It's true that pipes sticking out of the ground in the woods led to two friends finding and exploring an old bunker in northern Germany. An Imgur user posted a photo album about the matter in 2014. However, we recommend avoiding online display ads that promote the story. The ads led to a dramatized version of the tale with fictitious character names.
Since at least December 2021, online advertisements have claimed: "These Pipes Were Sticking Out of the Ground, This Is What Was Underneath." Upon further inspection, they led to a 69-page slideshow article about two friends and the urban exploration of an underground bunker in northern Germany. The core plot elements were true. However, the seemingly endless article used fictitious names like "Mike Peter" and "Dale Hufford," and appeared to dramatize the otherwise true story. Additionally, we also found YouTube videos titled: "Two Guys Noticed These Pipes Sticking Out of the Ground."
One of the ads misleadingly showed a completely unrelated picture of two men exploring a field with what may have resembled pipes above the ground:
In reality, however, this picture did not show pipes. A red tape dispenser was visible on the ground that was used to mark off various sections of the land. The context of the photograph was that the men were using "ground-penetrating radar to inspect an area" in an attempt to find "a Nazi train carrying gold and diamonds [that] was buried in Poland at the end of the Second World War." (Spoiler alert: They never found it.)
Here's the full-size image:
Another ad that also mentioned the pipes "sticking out of the ground" showed the following photograph which, unlike the one above, was not misleading:
The Real Story
On May 21, 2014, an Imgur user posted a photo album. It began by mentioning pipes that were sticking out of the ground and ended with the tale of something found underneath, just as teased by the ads.
Here are six highlights from the full Imgur album. (We have made corrections on some of the grammar, as English was not this person's first language.)
So when visiting an old friend in northern Germany (formerly GDR), he told me about these weird periscope like pipes in the woods. They often played there as kids and knew about the bunkers below, but never were allowed to get near them. Last week, we decided to check them out and this is our report. (Sorry for my bad English, I'm trying my best.)
It was not very hard to find, circa a hundred meters from the periscopes, and surrounded by coniferous trees.
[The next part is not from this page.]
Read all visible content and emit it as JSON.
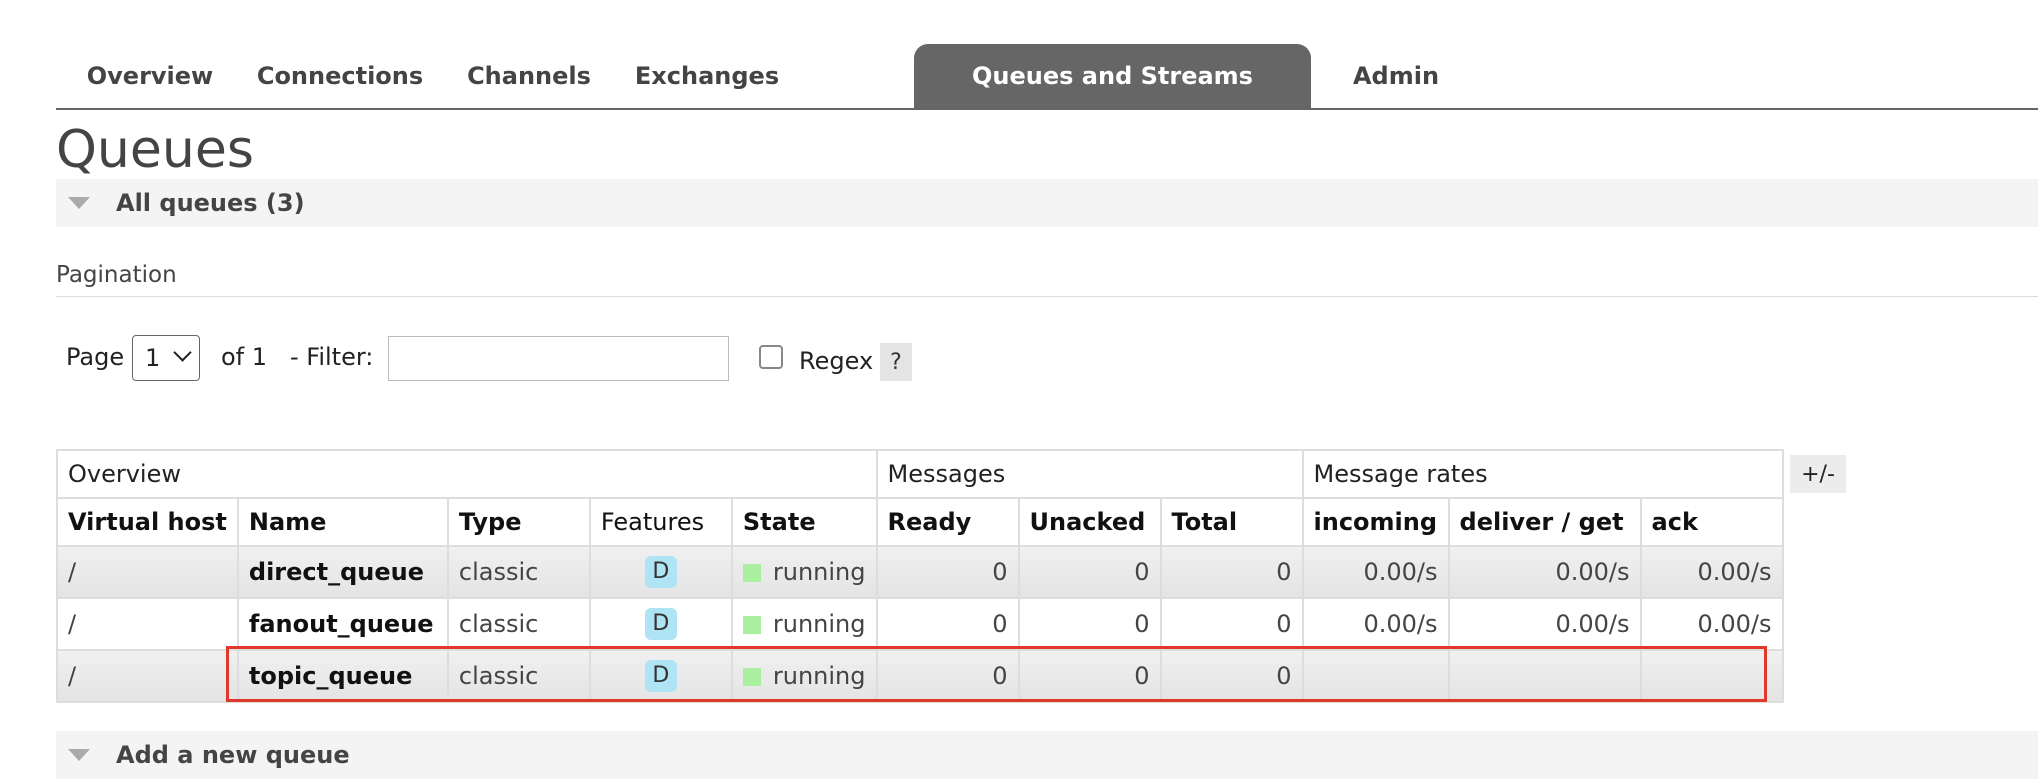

It was covered with a wooden lid that was easy to remove by crowbar.
What you can see here is what we would see for the next few minutes... nothing but endless, hospital-like hallways. The acoustics were, in a word, haunting.
Proceeding onwards, the graffiti clearly read, "Hello Satan, I love you." Not something you want to read down there. The smell at this point turned out to be really bad, like rotten organic stuff and old water. Sewer-like, if you will.
This was the first time on the whole tour that I literally panicked. Terrified by the silhouette of this pile of rubbish, resembling a crouching or sitting man, I screamed and nearly knocked over my friend. My bad... he was scared to death as well.
When already heading back to where we came from, my friend found this spooky gem. It was the biggest room so far, but only visible through little square holes in the walls, like tiny crenels. So he put his camera through and took this sweet shot of a weird, big machine.
The user ended the slideshow of 30+ photos in the album by writing: "Nonetheless, it was the spookiest trip of my life."
According to comments from a Reddit post, it might have been an old Soviet bunker from the Cold War. The name and exact location of the bunker in northern Germany were not provided. However, we did find additional resources for any readers who might be interested in learning more.
In sum, yes, two friends did find a bunker in northern Germany underneath pipes that were sticking out of the ground. However, we recommend reading the full account on Imgur rather than relying on dramatized versions of the story promoted by online ads.